Marxist Century, American Century: The Making and Remaking of the World Labour Movement
In the closing paragraphs of the first section of the Manifesto of the Communist Party, Marx and Engels advance two distinct arguments why the rule of the bourgeoisie will come to an end. [*] This article will be published as chapter two of S. Amin, G. Arrighi, A.G. Frank and I. Wallerstein, Transforming the Revolution: Social Movements and the World System, Monthly Review Press, New York 199o. I am indebted to Terence K. Hopkins and Beverly J. Silver for comments and criticisms on earlier drafts of this chapter. On the one hand, the bourgeoisie ‘is unfit to rule because it is incompetent to assure an existence to its slave within its slavery, because it cannot help letting him sink into such a state that it has to feed him, instead of being fed by him. Society cannot live under this bourgeoisie; in other words, its existence is no longer compatible with society.’ On the other hand: ‘The advance of industry, whose involuntary promoter is the bourgeoisie, replaces the isolation of the labourers, due to competition, by their revolutionary combination, due to association. The development of Modern Industry, therefore, cuts from under its feet the foundation on which the bourgeoisie produces and appropriates products. What the bourgeoisie, therefore, produces, above all, is its own gravediggers. Its fall and the victory of the proletariat are equally inevitable.’  Karl Marx, Friedrich Engels, The Communist Manifesto, Harmondsworth 1967, pp. 93–94. It will be my thesis here that these two predictions represent both the strength and the weakness of the Marxian legacy. They represent its strength because they have been validated in many crucial respects by fundamental trends of the capitalist world-economy in the subsequent 140 years. And they represent its weakness because the two scenarios are in partial contradiction with each other and—what is more—the contradiction has lived on unresolved in the theories and practices of Marx’s followers.

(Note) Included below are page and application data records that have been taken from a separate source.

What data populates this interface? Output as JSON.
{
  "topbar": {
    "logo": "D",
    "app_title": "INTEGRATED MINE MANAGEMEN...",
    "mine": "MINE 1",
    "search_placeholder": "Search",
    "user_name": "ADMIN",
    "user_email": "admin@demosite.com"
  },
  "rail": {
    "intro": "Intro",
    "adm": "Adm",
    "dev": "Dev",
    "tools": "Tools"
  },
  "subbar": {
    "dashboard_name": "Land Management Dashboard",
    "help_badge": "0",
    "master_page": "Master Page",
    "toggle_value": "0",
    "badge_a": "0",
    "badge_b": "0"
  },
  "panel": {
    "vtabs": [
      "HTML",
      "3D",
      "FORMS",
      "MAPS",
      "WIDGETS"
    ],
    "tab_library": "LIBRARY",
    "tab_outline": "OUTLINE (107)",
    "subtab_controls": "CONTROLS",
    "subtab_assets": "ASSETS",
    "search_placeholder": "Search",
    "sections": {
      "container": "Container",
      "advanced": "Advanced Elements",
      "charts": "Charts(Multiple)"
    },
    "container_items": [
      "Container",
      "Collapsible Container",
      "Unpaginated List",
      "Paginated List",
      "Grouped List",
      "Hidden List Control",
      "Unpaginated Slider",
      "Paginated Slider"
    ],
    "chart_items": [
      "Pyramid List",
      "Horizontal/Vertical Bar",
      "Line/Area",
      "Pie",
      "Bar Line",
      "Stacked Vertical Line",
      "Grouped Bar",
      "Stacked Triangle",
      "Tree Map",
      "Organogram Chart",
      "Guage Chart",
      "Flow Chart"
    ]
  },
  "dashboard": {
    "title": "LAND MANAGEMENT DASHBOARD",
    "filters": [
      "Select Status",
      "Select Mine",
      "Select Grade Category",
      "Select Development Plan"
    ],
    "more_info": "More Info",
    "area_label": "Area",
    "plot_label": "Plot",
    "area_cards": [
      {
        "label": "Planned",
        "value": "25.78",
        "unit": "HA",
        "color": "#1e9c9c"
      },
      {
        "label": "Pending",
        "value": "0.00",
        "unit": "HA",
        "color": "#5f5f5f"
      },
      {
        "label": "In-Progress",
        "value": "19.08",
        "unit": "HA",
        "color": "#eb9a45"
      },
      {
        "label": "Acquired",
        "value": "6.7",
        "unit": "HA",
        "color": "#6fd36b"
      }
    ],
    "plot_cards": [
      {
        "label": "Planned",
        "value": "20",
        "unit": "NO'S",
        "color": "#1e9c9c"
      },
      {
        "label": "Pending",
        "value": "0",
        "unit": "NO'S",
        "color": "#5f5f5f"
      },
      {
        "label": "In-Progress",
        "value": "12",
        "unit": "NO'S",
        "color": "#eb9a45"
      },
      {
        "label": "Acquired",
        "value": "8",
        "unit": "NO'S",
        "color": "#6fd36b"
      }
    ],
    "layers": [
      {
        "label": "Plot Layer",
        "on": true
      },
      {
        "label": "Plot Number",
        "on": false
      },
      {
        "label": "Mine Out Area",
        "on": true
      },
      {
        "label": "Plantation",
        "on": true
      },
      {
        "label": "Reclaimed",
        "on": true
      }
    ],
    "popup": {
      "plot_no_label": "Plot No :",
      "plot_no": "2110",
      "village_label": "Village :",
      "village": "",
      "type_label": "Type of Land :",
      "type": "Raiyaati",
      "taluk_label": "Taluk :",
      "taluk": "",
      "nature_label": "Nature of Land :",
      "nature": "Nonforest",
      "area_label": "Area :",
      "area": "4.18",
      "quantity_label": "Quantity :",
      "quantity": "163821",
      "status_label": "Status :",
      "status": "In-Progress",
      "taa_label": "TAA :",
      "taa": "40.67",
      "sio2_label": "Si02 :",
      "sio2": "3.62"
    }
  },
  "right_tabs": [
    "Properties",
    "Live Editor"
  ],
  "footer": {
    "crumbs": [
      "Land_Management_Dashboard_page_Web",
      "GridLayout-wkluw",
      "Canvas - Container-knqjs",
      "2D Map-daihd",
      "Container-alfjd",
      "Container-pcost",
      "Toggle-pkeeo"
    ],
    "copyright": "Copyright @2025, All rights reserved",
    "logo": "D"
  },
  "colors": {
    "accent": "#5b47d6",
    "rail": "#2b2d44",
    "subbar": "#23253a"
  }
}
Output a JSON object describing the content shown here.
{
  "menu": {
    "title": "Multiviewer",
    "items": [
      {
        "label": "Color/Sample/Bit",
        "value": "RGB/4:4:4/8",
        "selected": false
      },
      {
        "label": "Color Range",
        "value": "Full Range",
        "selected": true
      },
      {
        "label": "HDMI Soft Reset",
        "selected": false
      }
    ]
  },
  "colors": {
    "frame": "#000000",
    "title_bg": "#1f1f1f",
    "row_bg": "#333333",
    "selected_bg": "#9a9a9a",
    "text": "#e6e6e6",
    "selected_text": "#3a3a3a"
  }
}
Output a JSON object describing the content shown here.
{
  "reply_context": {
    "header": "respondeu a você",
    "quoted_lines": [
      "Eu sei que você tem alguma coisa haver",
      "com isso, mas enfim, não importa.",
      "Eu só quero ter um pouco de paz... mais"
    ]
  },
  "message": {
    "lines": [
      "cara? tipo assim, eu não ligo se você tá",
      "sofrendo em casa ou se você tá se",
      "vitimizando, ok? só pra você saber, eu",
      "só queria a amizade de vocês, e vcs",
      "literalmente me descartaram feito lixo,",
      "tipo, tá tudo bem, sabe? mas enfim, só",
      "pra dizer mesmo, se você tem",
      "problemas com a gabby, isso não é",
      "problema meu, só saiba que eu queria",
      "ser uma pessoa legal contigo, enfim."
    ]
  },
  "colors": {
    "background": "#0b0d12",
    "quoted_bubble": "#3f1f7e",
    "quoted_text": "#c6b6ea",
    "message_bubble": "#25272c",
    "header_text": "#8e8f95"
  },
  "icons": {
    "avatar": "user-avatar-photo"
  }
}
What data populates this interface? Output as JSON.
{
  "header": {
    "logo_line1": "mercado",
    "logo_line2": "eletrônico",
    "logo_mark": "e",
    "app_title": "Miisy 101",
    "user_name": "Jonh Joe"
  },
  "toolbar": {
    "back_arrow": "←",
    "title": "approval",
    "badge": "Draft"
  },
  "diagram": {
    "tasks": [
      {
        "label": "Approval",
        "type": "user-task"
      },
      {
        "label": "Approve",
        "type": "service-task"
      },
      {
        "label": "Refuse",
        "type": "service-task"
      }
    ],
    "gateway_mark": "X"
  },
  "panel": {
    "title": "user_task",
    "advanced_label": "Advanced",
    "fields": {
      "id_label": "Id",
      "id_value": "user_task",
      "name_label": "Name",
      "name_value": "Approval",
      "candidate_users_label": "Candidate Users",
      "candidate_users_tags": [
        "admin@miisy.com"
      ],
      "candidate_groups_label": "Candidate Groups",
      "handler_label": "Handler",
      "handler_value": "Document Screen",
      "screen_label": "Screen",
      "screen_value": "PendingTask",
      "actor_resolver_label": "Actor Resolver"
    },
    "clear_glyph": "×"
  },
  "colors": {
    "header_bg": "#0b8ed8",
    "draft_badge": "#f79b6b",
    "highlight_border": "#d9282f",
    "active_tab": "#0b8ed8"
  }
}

Subscribe for just £36 and get free access to the archive
Please login on the left to read more or buy the article for £3